• **What needs to be done**:
Return, from the listing below, every line that includes "Policy".

*** Opening of Dataset extract ***

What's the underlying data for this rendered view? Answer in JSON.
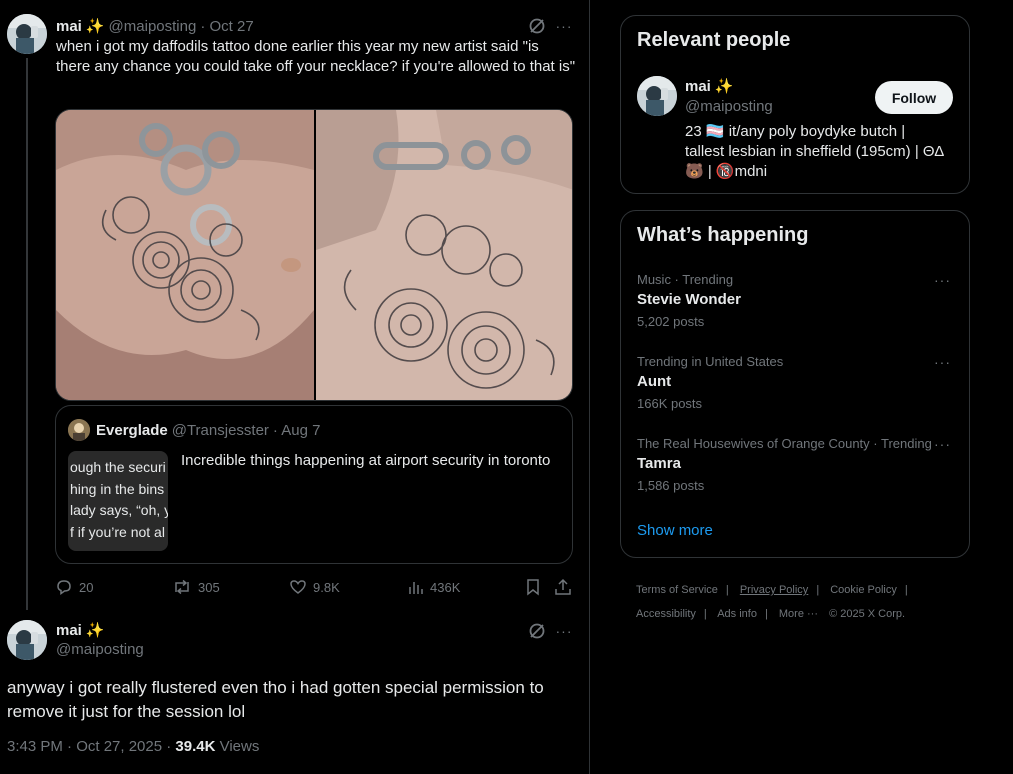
{
  "tweet1": {
    "name": "mai",
    "emoji": "✨",
    "handle": "@maiposting",
    "date": "· Oct 27",
    "text": "when i got my daffodils tattoo done earlier this year my new artist said \"is there any chance you could take off your necklace? if you're allowed to that is\""
  },
  "quote": {
    "name": "Everglade",
    "handle": "@Transjesster",
    "date": "· Aug 7",
    "text": "Incredible things happening at airport security in toronto",
    "thumb_lines": [
      "ough the securi",
      "hing in the bins",
      "lady says, “oh, y",
      "f if you’re not al"
    ]
  },
  "actions": {
    "replies": "20",
    "reposts": "305",
    "likes": "9.8K",
    "views": "436K"
  },
  "tweet2": {
    "name": "mai",
    "emoji": "✨",
    "handle": "@maiposting",
    "text": "anyway i got really flustered even tho i had gotten special permission to remove it just for the session lol",
    "timestamp": "3:43 PM · Oct 27, 2025 · ",
    "views_count": "39.4K",
    "views_label": " Views"
  },
  "relevant": {
    "title": "Relevant people",
    "name": "mai",
    "emoji": "✨",
    "handle": "@maiposting",
    "follow_label": "Follow",
    "bio_line1": "23 🏳️‍⚧️ it/any poly boydyke butch |",
    "bio_line2": "tallest lesbian in sheffield (195cm) | ΘΔ",
    "bio_line3": "🐻 | 🔞mdni"
  },
  "happening": {
    "title": "What’s happening",
    "trends": [
      {
        "context": "Music · Trending",
        "topic": "Stevie Wonder",
        "count": "5,202 posts"
      },
      {
        "context": "Trending in United States",
        "topic": "Aunt",
        "count": "166K posts"
      },
      {
        "context": "The Real Housewives of Orange County · Trending",
        "topic": "Tamra",
        "count": "1,586 posts"
      }
    ],
    "show_more": "Show more"
  },
  "footer": {
    "terms": "Terms of Service",
    "privacy": "Privacy Policy",
    "cookie": "Cookie Policy",
    "accessibility": "Accessibility",
    "ads": "Ads info",
    "more": "More ···",
    "copyright": "© 2025 X Corp."
  },
  "colors": {
    "background": "#000000",
    "text": "#e7e9ea",
    "muted": "#71767b",
    "link": "#1d9bf0",
    "border": "#2f3336"
  }
}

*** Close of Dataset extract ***

• **Answer to the problem**:
    "privacy": "Privacy Policy",
    "cookie": "Cookie Policy",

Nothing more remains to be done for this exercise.